3-Year Jail Term for VA Employee Who Stole Patient Data

A former employee of the Veteran Affairs Medical Center in Long Beach, CA who stole the protected health information (PHI) of more than 1,000 patients has been sentenced to three years in jail.

Albert Torres, 51, was employed as a clerk in the Long Beach Health System-run medical center – a position he held for less than a year. Torres was pulled over by police officers on April 12 after a check of his license plates revealed an anomaly – plates had been used on a private vehicle, which were typically reserved for commercial vehicles.

The police officers found prescription medications which Torres’ did not have a prescription for and the Social Security numbers and other PHI of 14 patients in his vehicle. A subsequent search of Torres’ apartment revealed he had hard drives and zip drives containing the PHI of 1,030 patients and more than $1,000 in cleaning supplies that had been stolen from the hospital.

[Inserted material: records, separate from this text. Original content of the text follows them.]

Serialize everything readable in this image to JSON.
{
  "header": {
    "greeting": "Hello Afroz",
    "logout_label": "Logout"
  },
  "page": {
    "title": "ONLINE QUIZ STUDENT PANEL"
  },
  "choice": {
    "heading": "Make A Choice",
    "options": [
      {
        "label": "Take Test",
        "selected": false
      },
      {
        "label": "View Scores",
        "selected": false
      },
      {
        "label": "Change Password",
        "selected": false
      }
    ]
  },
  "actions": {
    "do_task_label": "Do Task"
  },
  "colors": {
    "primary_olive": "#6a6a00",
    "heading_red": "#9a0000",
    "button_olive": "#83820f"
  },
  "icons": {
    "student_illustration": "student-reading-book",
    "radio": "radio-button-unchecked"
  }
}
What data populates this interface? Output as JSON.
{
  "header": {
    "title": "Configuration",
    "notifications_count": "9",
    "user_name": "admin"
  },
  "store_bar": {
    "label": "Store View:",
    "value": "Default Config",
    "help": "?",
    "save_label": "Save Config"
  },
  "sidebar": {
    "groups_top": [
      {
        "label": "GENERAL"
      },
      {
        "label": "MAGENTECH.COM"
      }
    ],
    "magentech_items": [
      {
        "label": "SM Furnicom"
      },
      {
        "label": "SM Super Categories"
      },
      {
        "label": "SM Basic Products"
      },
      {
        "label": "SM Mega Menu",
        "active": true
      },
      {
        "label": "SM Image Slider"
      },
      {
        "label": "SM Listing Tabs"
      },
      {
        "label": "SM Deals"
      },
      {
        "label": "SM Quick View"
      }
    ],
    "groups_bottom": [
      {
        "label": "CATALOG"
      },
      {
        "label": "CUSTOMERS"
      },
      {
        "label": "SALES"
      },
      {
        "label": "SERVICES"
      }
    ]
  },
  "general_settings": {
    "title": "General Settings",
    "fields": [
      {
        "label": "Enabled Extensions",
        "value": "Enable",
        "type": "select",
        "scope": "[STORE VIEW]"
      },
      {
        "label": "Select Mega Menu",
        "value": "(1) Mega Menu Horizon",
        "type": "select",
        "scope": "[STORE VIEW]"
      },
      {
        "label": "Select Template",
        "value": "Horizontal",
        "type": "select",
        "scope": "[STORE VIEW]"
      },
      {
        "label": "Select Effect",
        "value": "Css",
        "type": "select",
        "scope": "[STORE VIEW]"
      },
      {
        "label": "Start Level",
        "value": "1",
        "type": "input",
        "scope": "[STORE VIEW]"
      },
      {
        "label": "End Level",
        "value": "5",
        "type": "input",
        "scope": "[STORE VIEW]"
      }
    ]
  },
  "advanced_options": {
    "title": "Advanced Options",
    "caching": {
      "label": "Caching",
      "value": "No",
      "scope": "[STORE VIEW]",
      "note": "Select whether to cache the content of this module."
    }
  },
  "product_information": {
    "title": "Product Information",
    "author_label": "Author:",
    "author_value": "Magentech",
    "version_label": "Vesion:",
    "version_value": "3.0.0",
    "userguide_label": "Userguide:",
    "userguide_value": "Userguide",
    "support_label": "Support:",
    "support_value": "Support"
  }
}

After pleading guilty to several crimes, including identity theft and grand theft, Torres was sentenced to three years in state penitentiary on June 4.

Sutter Health Fires Employees for Attempted PHI Access

An undisclosed number of employees of Sutter Health have been fired for accessing the medical records of patients without authorization.

CBS 13 Sacramento reported that an anonymous source had confirmed that Sutter Health had fired two employees for searching for the medical records of the suspected Golden State Killer, Joseph DeAngelo.

Following the news report from CBS 13, Sutter Health spokesperson Gary Zavoral issued a statement confirming action had been taken in response to the improper accessing of PHI, according to the Sacramento Business Journal.

While Zavoral did not confirm the number of employees that had been terminated, nor the patient or patients whose medical records were accessed, he did confirm that the employees concerned had been terminated.

Sutter Health has a system in place that generates alerts when employees access medical records without authorization. When improper access is detected, it usually results in termination.

In addition to firing the employees concerned, Sutter Health has reminded all staff that the accessing of medical records is only permitted when there is a legitimate work reason for doing so. The person or persons whose medical records were accessed are being notified of the privacy breach.

Author: Steve Alder has many years of experience as a journalist, and comes from a background in market research. He is a specialist on legal and regulatory affairs, and has several years of experience writing about HIPAA. Steve holds a B.Sc. from the University of Liverpool.